**ASSIGNED TASK:**
Copy each entry below unchanged; the images do not go in the copy.

**RECORDS PROVIDED:**
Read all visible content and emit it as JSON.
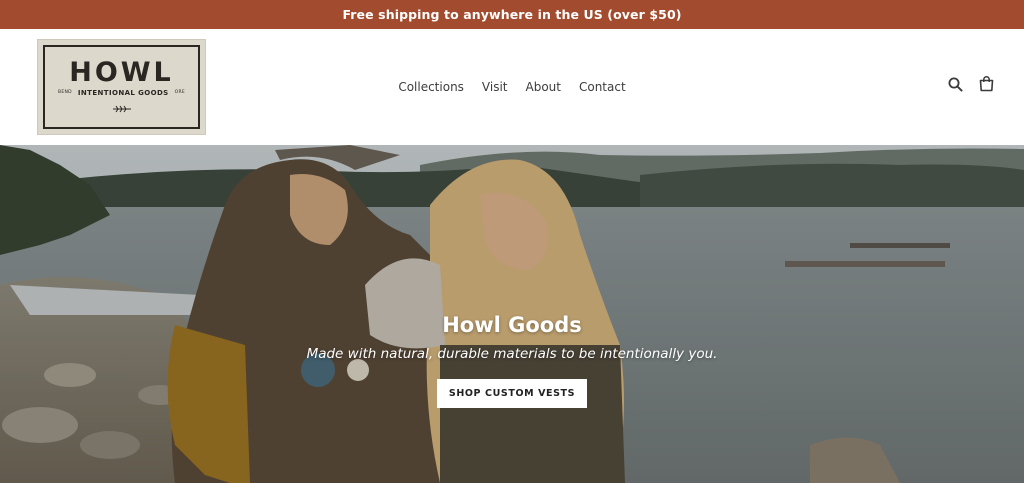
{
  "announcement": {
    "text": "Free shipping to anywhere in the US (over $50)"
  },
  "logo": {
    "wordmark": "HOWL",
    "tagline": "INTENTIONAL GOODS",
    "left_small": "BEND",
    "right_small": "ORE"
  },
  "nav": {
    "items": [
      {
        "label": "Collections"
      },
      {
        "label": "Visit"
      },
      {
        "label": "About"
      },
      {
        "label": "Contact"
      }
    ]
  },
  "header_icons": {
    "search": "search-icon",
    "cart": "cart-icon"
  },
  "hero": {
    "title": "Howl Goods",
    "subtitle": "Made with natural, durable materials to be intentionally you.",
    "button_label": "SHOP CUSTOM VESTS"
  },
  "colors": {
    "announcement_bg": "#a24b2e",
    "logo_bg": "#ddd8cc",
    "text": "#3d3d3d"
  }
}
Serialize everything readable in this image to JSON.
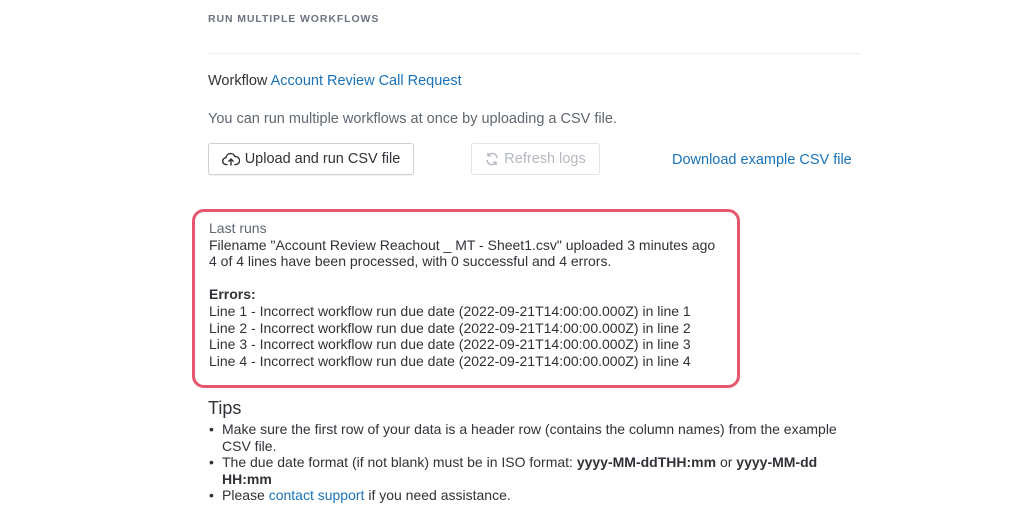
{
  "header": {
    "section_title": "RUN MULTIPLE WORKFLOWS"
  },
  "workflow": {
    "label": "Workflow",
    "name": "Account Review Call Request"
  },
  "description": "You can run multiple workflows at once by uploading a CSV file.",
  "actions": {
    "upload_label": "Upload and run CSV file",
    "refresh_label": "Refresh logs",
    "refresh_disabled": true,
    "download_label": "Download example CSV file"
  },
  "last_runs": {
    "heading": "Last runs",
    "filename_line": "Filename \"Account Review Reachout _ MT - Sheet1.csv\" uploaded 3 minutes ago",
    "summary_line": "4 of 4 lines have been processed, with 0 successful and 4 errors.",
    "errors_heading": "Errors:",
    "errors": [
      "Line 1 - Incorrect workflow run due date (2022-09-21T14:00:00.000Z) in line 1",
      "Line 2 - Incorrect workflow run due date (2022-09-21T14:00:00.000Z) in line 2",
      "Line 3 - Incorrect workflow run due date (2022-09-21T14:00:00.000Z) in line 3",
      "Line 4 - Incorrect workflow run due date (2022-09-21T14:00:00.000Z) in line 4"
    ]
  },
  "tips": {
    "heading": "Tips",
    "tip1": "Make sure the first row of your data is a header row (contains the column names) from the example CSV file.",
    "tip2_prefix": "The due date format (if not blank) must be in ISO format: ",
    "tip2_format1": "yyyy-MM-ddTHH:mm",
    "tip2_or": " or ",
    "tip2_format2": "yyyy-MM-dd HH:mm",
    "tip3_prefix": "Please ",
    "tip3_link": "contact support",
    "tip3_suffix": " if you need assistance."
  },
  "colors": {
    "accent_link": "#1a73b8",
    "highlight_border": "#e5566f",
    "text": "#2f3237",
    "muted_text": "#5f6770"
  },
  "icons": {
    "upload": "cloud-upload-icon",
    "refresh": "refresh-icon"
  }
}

**SOLVED EXERCISE:**
Read all visible content and emit it as JSON.
{
  "announcement": {
    "text": "Free shipping to anywhere in the US (over $50)"
  },
  "logo": {
    "wordmark": "HOWL",
    "tagline": "INTENTIONAL GOODS",
    "left_small": "BEND",
    "right_small": "ORE"
  },
  "nav": {
    "items": [
      {
        "label": "Collections"
      },
      {
        "label": "Visit"
      },
      {
        "label": "About"
      },
      {
        "label": "Contact"
      }
    ]
  },
  "header_icons": {
    "search": "search-icon",
    "cart": "cart-icon"
  },
  "hero": {
    "title": "Howl Goods",
    "subtitle": "Made with natural, durable materials to be intentionally you.",
    "button_label": "SHOP CUSTOM VESTS"
  },
  "colors": {
    "announcement_bg": "#a24b2e",
    "logo_bg": "#ddd8cc",
    "text": "#3d3d3d"
  }
}
Serialize everything readable in this image to JSON.
{
  "header": {
    "section_title": "RUN MULTIPLE WORKFLOWS"
  },
  "workflow": {
    "label": "Workflow",
    "name": "Account Review Call Request"
  },
  "description": "You can run multiple workflows at once by uploading a CSV file.",
  "actions": {
    "upload_label": "Upload and run CSV file",
    "refresh_label": "Refresh logs",
    "refresh_disabled": true,
    "download_label": "Download example CSV file"
  },
  "last_runs": {
    "heading": "Last runs",
    "filename_line": "Filename \"Account Review Reachout _ MT - Sheet1.csv\" uploaded 3 minutes ago",
    "summary_line": "4 of 4 lines have been processed, with 0 successful and 4 errors.",
    "errors_heading": "Errors:",
    "errors": [
      "Line 1 - Incorrect workflow run due date (2022-09-21T14:00:00.000Z) in line 1",
      "Line 2 - Incorrect workflow run due date (2022-09-21T14:00:00.000Z) in line 2",
      "Line 3 - Incorrect workflow run due date (2022-09-21T14:00:00.000Z) in line 3",
      "Line 4 - Incorrect workflow run due date (2022-09-21T14:00:00.000Z) in line 4"
    ]
  },
  "tips": {
    "heading": "Tips",
    "tip1": "Make sure the first row of your data is a header row (contains the column names) from the example CSV file.",
    "tip2_prefix": "The due date format (if not blank) must be in ISO format: ",
    "tip2_format1": "yyyy-MM-ddTHH:mm",
    "tip2_or": " or ",
    "tip2_format2": "yyyy-MM-dd HH:mm",
    "tip3_prefix": "Please ",
    "tip3_link": "contact support",
    "tip3_suffix": " if you need assistance."
  },
  "colors": {
    "accent_link": "#1a73b8",
    "highlight_border": "#e5566f",
    "text": "#2f3237",
    "muted_text": "#5f6770"
  },
  "icons": {
    "upload": "cloud-upload-icon",
    "refresh": "refresh-icon"
  }
}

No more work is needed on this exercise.